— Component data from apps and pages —
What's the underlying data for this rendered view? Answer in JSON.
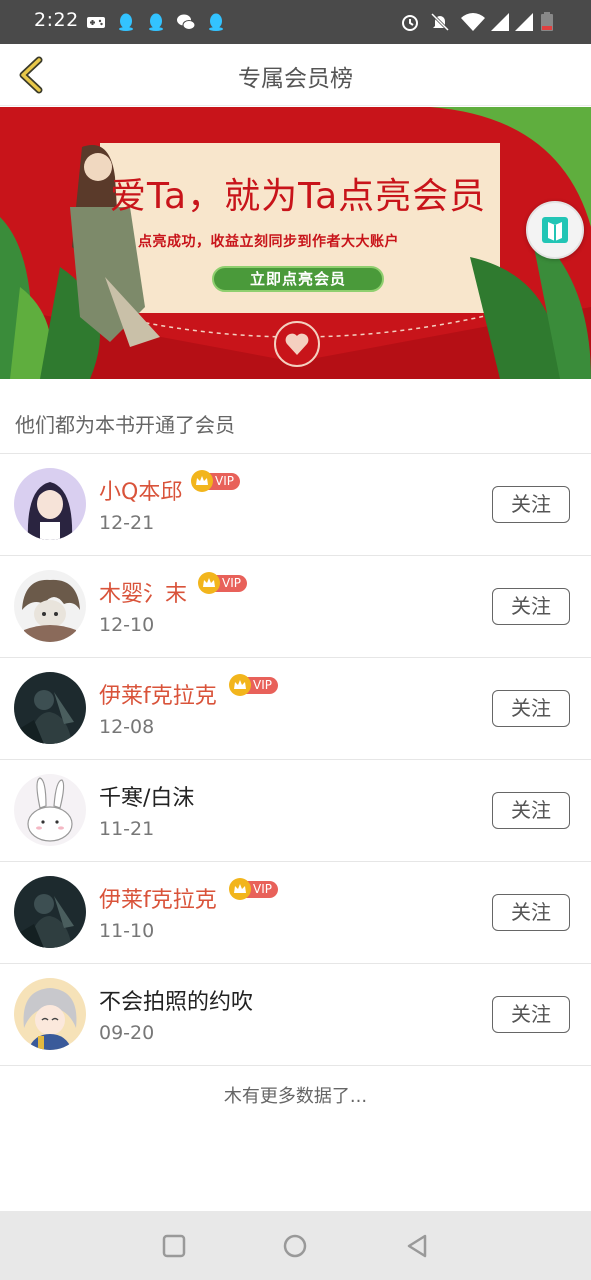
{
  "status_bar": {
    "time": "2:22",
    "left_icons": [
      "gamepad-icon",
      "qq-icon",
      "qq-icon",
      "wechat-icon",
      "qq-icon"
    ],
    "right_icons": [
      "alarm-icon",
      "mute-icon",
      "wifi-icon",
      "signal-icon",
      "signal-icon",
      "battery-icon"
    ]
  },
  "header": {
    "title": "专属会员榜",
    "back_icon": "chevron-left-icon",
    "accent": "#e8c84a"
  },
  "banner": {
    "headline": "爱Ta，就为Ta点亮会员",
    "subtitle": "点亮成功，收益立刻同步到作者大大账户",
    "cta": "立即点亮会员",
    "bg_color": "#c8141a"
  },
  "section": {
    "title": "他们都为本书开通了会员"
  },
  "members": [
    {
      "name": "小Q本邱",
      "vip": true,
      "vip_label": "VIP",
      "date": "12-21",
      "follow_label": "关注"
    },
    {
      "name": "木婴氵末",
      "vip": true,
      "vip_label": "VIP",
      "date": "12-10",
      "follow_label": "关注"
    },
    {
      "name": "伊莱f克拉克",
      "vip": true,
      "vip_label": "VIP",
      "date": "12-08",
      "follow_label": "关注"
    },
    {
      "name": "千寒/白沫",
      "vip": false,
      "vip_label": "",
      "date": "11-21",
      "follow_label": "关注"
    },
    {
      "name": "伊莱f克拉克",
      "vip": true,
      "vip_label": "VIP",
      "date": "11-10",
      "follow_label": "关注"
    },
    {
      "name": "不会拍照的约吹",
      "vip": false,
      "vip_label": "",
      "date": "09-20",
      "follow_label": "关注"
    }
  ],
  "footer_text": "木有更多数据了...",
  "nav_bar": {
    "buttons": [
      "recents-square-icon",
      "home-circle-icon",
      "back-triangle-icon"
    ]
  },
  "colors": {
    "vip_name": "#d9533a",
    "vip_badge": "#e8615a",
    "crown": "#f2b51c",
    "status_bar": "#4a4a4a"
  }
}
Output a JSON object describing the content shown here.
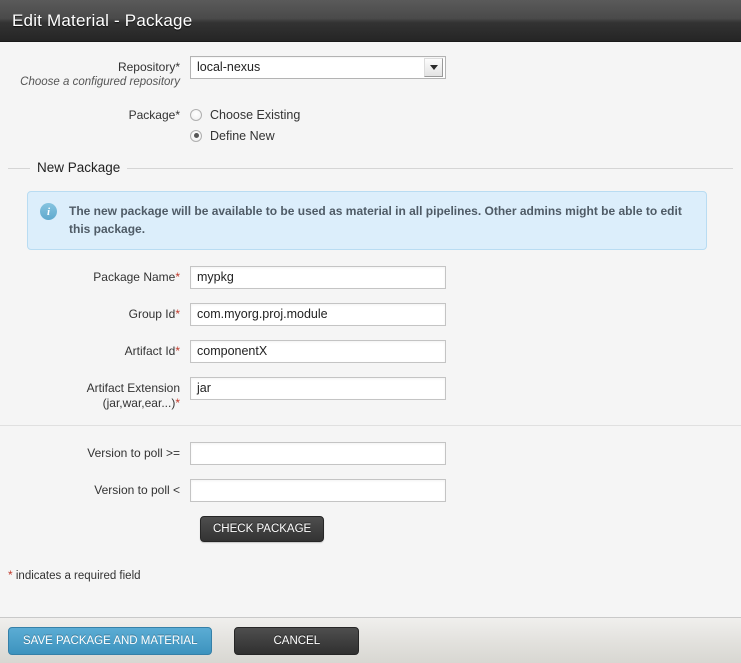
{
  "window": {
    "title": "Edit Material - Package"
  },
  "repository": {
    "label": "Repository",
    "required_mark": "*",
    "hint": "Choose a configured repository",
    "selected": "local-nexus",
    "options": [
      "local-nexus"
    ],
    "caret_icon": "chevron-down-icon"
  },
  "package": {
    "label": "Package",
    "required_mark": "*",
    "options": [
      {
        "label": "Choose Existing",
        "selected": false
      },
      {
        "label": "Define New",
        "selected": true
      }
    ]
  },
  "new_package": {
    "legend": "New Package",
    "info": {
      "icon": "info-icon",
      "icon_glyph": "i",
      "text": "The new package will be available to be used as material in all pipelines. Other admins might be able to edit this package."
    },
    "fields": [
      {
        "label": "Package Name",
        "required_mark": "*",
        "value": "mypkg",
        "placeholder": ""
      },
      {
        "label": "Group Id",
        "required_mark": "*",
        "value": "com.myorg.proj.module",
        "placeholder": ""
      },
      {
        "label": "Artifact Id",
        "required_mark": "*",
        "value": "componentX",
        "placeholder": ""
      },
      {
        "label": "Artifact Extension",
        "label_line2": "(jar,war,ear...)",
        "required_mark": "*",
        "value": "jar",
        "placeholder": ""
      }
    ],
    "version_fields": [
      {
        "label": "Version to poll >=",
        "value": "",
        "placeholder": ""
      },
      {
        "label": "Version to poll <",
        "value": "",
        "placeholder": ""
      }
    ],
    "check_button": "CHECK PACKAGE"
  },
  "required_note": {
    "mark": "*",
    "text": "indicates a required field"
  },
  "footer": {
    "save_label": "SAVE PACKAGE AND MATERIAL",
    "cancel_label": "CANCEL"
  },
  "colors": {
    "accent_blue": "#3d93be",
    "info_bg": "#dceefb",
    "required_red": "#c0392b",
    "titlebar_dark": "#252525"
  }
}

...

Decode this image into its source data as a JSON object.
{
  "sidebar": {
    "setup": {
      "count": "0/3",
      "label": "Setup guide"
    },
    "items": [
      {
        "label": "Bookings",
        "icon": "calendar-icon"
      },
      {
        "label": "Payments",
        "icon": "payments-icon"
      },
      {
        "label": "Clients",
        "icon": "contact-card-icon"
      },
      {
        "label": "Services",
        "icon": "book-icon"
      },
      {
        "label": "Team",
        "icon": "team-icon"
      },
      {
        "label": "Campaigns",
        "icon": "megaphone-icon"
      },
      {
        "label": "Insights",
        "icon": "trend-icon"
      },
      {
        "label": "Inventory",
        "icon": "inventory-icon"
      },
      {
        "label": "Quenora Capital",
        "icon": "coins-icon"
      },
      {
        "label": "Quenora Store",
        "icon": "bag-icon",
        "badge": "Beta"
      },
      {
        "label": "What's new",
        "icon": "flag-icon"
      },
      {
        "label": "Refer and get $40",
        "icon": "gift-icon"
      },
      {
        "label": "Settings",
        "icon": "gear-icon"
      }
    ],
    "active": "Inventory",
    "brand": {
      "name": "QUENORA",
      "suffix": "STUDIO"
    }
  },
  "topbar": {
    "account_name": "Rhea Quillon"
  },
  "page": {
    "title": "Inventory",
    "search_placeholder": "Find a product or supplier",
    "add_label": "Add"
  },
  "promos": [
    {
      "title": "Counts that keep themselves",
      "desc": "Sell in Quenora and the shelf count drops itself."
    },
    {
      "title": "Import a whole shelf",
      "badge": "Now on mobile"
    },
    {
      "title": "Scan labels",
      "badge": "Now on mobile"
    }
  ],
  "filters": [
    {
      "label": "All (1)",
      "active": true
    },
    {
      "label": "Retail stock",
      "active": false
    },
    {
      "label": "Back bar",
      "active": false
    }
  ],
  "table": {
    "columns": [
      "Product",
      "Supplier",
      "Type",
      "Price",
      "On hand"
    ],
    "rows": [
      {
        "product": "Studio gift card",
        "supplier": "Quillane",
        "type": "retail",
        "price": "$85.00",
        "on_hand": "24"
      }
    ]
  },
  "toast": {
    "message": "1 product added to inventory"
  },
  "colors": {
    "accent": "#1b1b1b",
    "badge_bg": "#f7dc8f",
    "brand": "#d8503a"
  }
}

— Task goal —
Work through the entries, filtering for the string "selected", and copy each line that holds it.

— Exercise solution —
    "selected": "local-nexus",
        "selected": false
        "selected": true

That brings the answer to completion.